» **PROBLEM TO SOLVE**
Determine how many lines in the listing below include "name", and answer with only that number.
[TASK MATERIAL Boundary: Start]
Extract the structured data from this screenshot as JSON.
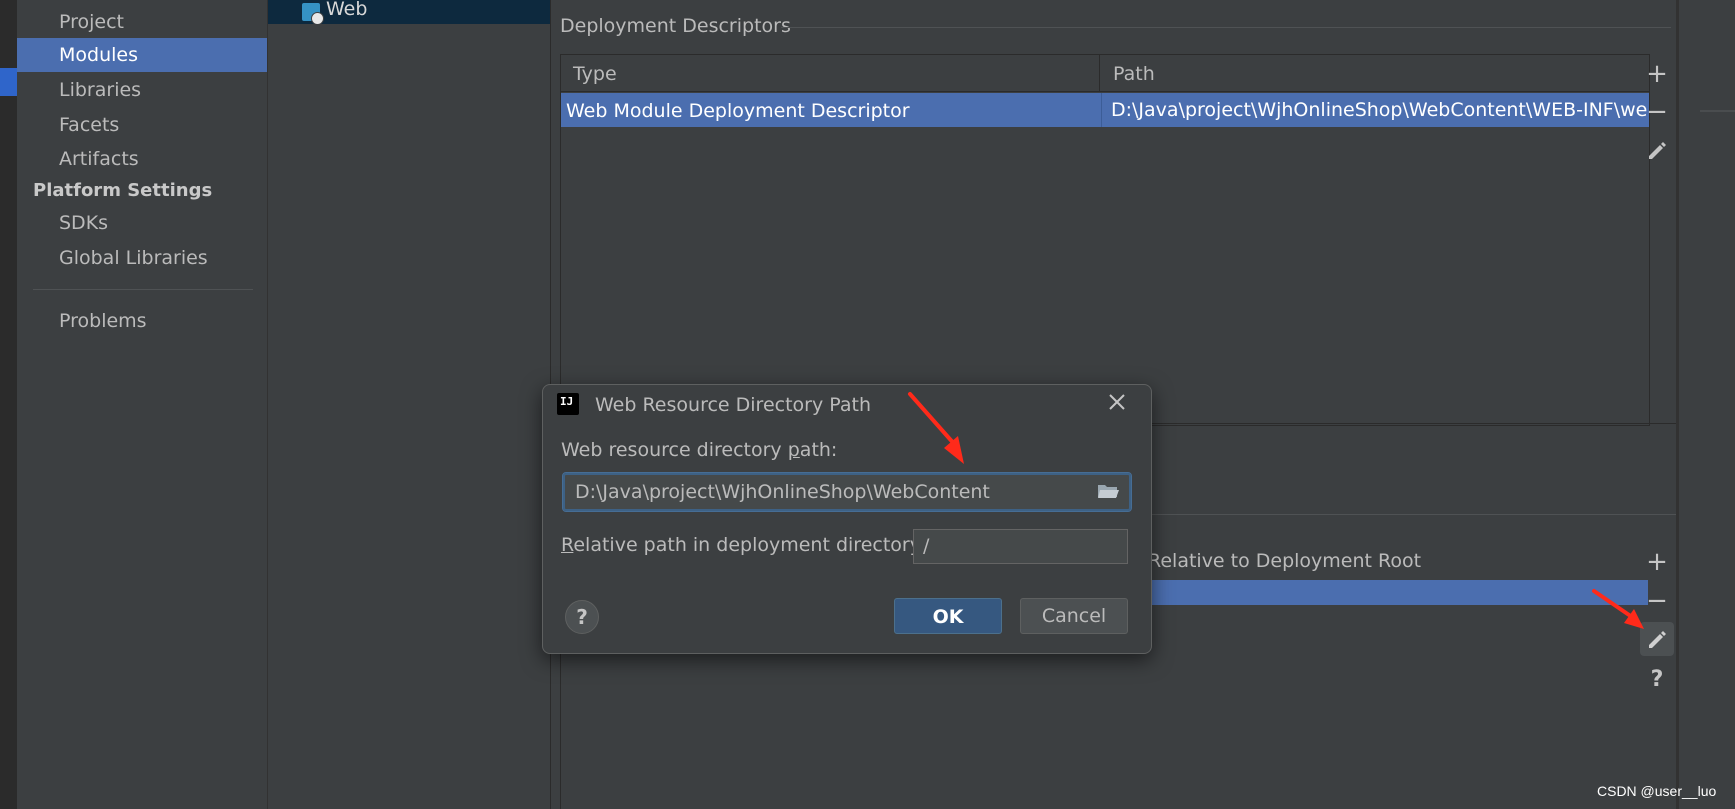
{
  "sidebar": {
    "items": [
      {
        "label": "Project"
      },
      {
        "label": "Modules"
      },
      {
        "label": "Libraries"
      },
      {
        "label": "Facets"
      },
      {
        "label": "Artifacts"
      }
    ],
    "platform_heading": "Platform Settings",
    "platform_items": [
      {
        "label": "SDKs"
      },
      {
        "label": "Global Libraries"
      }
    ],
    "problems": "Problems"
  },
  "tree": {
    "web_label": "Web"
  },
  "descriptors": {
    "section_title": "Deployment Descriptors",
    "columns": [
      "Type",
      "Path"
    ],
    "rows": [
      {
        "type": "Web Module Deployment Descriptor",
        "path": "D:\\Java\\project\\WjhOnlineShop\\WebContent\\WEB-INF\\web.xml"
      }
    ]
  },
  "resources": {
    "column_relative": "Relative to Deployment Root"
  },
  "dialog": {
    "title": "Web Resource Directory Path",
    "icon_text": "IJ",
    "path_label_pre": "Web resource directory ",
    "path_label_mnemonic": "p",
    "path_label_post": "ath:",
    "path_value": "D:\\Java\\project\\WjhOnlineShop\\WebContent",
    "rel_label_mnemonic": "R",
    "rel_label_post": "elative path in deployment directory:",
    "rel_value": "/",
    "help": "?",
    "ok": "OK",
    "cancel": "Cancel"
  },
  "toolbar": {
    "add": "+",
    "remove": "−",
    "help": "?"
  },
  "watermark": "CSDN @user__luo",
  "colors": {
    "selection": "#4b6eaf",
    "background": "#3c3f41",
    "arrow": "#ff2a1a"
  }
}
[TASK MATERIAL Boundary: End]
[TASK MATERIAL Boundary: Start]
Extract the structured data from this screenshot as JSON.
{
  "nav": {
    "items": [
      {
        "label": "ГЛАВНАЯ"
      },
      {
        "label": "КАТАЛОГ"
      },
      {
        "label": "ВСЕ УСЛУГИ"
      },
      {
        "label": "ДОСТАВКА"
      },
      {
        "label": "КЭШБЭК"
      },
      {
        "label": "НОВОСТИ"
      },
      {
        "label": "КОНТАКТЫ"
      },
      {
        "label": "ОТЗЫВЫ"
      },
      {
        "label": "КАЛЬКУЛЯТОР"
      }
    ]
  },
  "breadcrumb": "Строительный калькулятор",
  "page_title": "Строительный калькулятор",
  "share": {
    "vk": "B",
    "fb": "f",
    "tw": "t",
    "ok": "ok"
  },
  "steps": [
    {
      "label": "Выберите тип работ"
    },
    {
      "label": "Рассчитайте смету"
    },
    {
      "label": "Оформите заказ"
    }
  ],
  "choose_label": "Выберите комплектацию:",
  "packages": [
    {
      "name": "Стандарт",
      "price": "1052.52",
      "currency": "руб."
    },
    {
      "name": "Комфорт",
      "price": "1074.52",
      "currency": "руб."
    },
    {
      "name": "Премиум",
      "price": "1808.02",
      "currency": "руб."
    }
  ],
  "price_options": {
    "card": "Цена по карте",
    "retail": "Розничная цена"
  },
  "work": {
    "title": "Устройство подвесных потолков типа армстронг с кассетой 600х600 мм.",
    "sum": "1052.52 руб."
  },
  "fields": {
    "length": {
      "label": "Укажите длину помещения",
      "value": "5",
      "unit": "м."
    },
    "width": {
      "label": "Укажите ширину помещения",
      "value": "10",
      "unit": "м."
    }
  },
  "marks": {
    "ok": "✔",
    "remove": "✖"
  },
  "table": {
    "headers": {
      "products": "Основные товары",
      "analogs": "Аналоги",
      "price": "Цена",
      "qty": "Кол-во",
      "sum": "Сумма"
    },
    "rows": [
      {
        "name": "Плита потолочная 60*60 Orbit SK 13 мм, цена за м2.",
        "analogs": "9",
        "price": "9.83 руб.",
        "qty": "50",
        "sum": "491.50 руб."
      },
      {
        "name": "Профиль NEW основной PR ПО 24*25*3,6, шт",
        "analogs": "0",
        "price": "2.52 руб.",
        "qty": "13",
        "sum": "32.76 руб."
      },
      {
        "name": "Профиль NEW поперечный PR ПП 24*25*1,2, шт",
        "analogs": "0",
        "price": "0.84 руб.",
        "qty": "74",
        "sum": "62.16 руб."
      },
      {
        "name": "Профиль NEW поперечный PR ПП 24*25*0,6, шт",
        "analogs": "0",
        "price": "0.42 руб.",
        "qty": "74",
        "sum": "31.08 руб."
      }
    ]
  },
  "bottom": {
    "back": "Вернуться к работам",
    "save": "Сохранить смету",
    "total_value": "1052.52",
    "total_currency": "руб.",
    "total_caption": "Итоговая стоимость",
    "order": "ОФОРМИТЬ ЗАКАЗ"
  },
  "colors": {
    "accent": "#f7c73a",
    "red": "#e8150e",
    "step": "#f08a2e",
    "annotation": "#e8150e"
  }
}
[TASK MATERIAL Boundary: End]
» **WRITTEN SOLUTION**
7